The bulletin the day before the accident discussed weather and snow stability as did the bulletin the morning of the accident. The following is the specific sections of the avalanche bulletin from 11/29/03 discussing the situation in the Ravine that day and future trends. The bulletin was posted at the roadside visitor center as well as at Hermit Lake. All those climbing in the Ravine passed at least one of these 2 locations before heading into Tuckerman.

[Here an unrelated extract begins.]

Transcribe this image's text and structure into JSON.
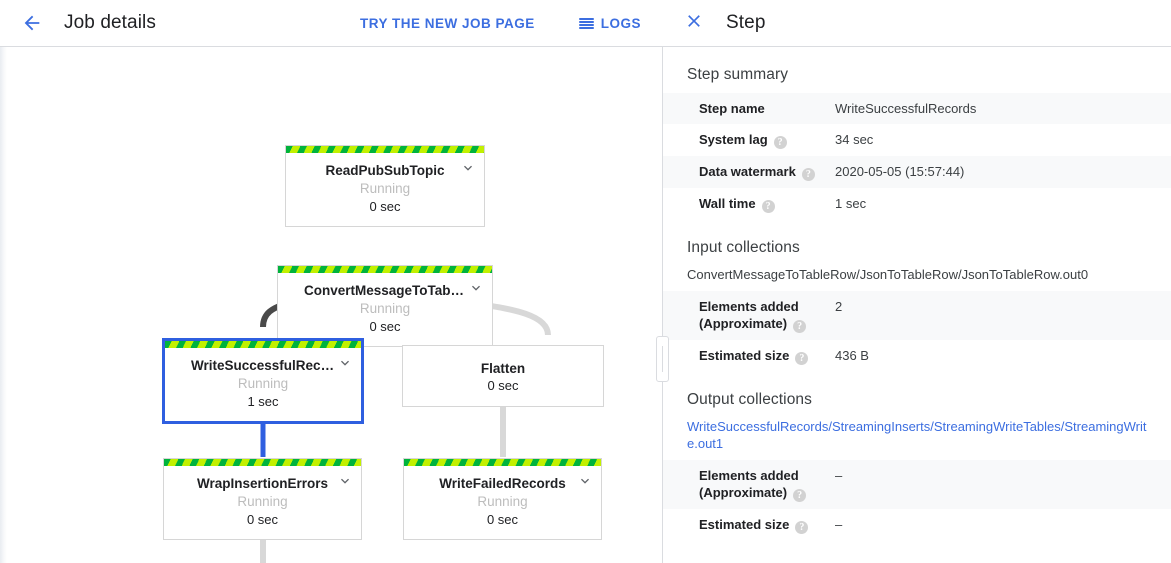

TUCKERMAN AND HUNTINGTON RAVINES CURRENTLY HAVE MODERATE AVALANCHE DANGER. Natural avalanches are unlikely and human triggered avalanches are possible on steep snow covered open slopes and gullies. Be cautious in steep terrain. The summit has received under an inch of new snow over the past 24 hours with very cold temperatures matching the all time low for Thanksgiving of -14 degrees F. NW winds and very light snow have made for ideal conditions for new loading on SE and E aspects and the cross loading of others. With even a couple inches of snow significant slabs can form when ideal densities and winds exist. In addition snow is being deposited on an ice crust that high winds swept clean in some locations during last weekends storm. Take this into account when determining stability with any new snow over the next several days. New snow falling on an ice crust won’t bond nearly as well as those with snow deposits without a crust. This may cause over confident stability assessments if they are done in areas on new snow verses the ice crust. This spatial variability will be something to keep on the forefront of decision making over the next week. You may find pockets of instability on the high Moderate end approaching Considerable particularly in strong lee areas of NW and W winds. New loading into tomorrow may push some pockets to Considerable so keep an eye on the weather and its’ effect on snow stability through the weekend. Snow showers are in the National Weather Service forecast for the next 8 days! We are expecting snow showers today and this evening with 2-5 inches possible into the beginning of the weekend. Expect an elevated avalanche danger over Saturday and Sunday. I expect either a Moderate or perhaps Considerable rating to prevail. So watch for new bulletins discussing any change in the daily rating. Remember if the snowfield is large enough to ski, climb, or recreate on it’s large enough to avalanche.
AS ALWAYS, THIS ADVISORY IS ONE MORE TOOL TO HELP YOU MAKE YOUR OWN DECISIONS IN AVALANCHE TERRAIN. It should be used along with your own snow stability assessments, knowledge of safe travel techniques, skill in mountain weather’s effect on the snowpack, and avalanche rescue.